Power Morcellation Lawsuit Filed Over Uterine Cancer Death
Victims of disseminated uterine cancer following hysterectomy surgery with power morcellation may be entitled to financial compensation.
The family of a Missouri woman who recently died from cancer has filed a wrongful death lawsuit against Johnson & Johnson’s Ethicon unit, alleging that the company’s power morcellation surgical device caused her cancer to be disseminated during a robotic hysterectomy. The lawsuit was filed in the U.S. District Court for the Western District of Missouri on December 3, following the death of Carl Cecilia Merrill due to the spread of a type of malignant cancer called leiomyosarcoma. If you or a loved one has been diagnosed with uterine cancer following a hysterectomy or myomectomy procedure with power morcellation, contact a knowledgeable power morcellator cancer lawyer today for legal help.
Plaintiff’s Undiagnosed Cancer Spread Throughout Body
According to the power morcellation wrongful death suit, Carl Cecilia Merrill underwent a laparoscopic hysterectomy and uterine fibroid removal surgery in December 2012, during which doctors used an Ethicon Gynecare morcellator device to remove the uterus and fibroids through a small incision in the abdomen. In the complaint, Merrill’s family states that the power morcellator allegedly caused her undiagnosed uterine cancer to be disseminated throughout her peritoneal cavity, rapidly upstaging the cancer from its earliest – and most treatable – stage to its most deadly stage.
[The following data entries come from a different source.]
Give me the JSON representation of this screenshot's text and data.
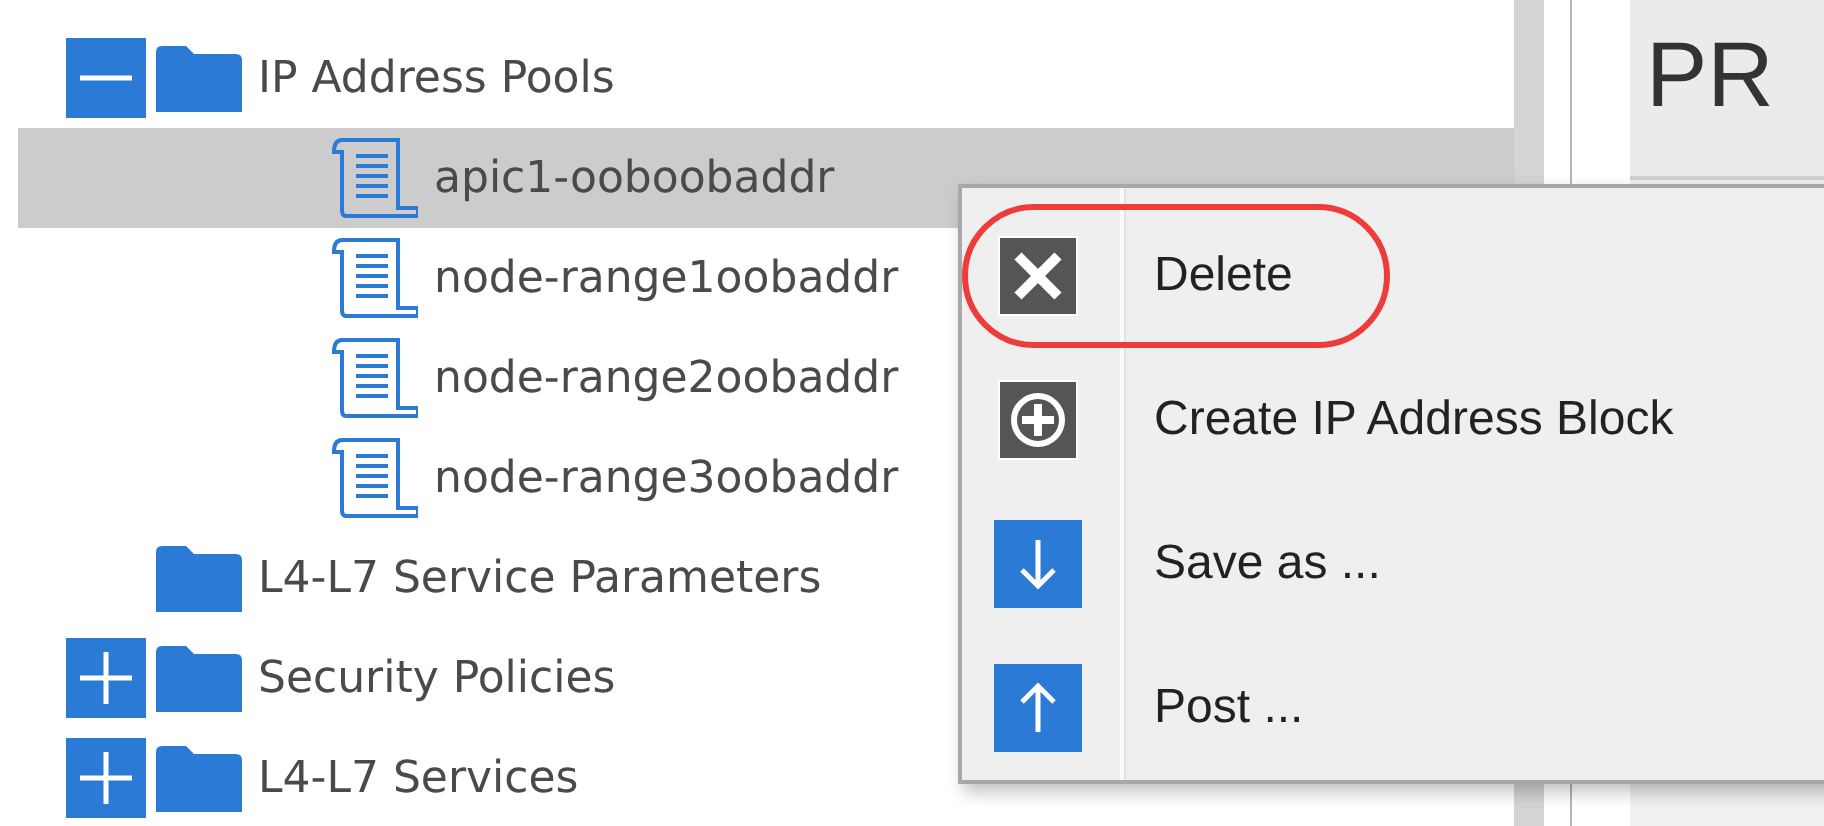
{
  "tree": [
    {
      "kind": "folder",
      "label": "IP Address Pools",
      "expanded": true,
      "selected": false,
      "children": [
        {
          "kind": "document",
          "label": "apic1-ooboobaddr",
          "selected": true
        },
        {
          "kind": "document",
          "label": "node-range1oobaddr",
          "selected": false
        },
        {
          "kind": "document",
          "label": "node-range2oobaddr",
          "selected": false
        },
        {
          "kind": "document",
          "label": "node-range3oobaddr",
          "selected": false
        }
      ]
    },
    {
      "kind": "folder",
      "label": "L4-L7 Service Parameters",
      "selected": false
    },
    {
      "kind": "folder",
      "label": "Security Policies",
      "expanded": false,
      "selected": false
    },
    {
      "kind": "folder",
      "label": "L4-L7 Services",
      "expanded": false,
      "selected": false
    }
  ],
  "detail": {
    "heading": "PR"
  },
  "context_menu": [
    {
      "kind": "delete",
      "label": "Delete",
      "circled": true
    },
    {
      "kind": "create",
      "label": "Create IP Address Block",
      "circled": false
    },
    {
      "kind": "save",
      "label": "Save as ...",
      "circled": false
    },
    {
      "kind": "post",
      "label": "Post ...",
      "circled": false
    }
  ]
}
Lawsuits Over Cancer from Power Morcellation
This latest power morcellation lawsuit was brought by Merrill’s life partner, Terry Shafer, and alleges that Ethicon knew or should have known about the potential for undetected uterine cancer to be spread throughout the body with the use of power morcellators, but failed to provide consumers and medical professionals with adequate warnings about this risk. Shafer’s complaint joins a growing number of power morcellation lawsuits brought on behalf of patients across the country who have been diagnosed with disseminated uterine cancer following laparoscopic surgery.
One in 350 Women May Have Undiagnosed Cancer
Serious concerns about the potential for power morcellators to disseminate uterine cancer have been raised in the past year, and according to a recent FDA estimate, approximately one in 350 women undergoing a hysterectomy or uterine fibroid removal surgery may have unsuspected sarcoma, which could be spread throughout their bodies by power morcellation. Because there is no way for doctors to detect the uterine cancer prior to surgery, the FDA in April 2014, urged doctors to avoid using power morcellators for laparoscopic hysterectomy or uterine fibroid removal surgeries.
Contact a Power Morcellation Attorney Today
In light of the risk of power morcellators causing cancer cells to spread throughout the body during surgery, all Ethicon devices were recalled earlier this year by the manufacturer, which acknowledged at that time that the products pose an unreasonable risk of disseminating uterine cancer. In November 24, the FDA announced that it would be adding a black box warning to the power morcellator devices that remain on the market, warning consumers and the medical community about the risks associated with the surgical products. If you believe you have been harmed by side effects of power morcellation, our consumer advocates can help put you in touch with a product liability lawyer who has experience handling power morcellator cancer claims.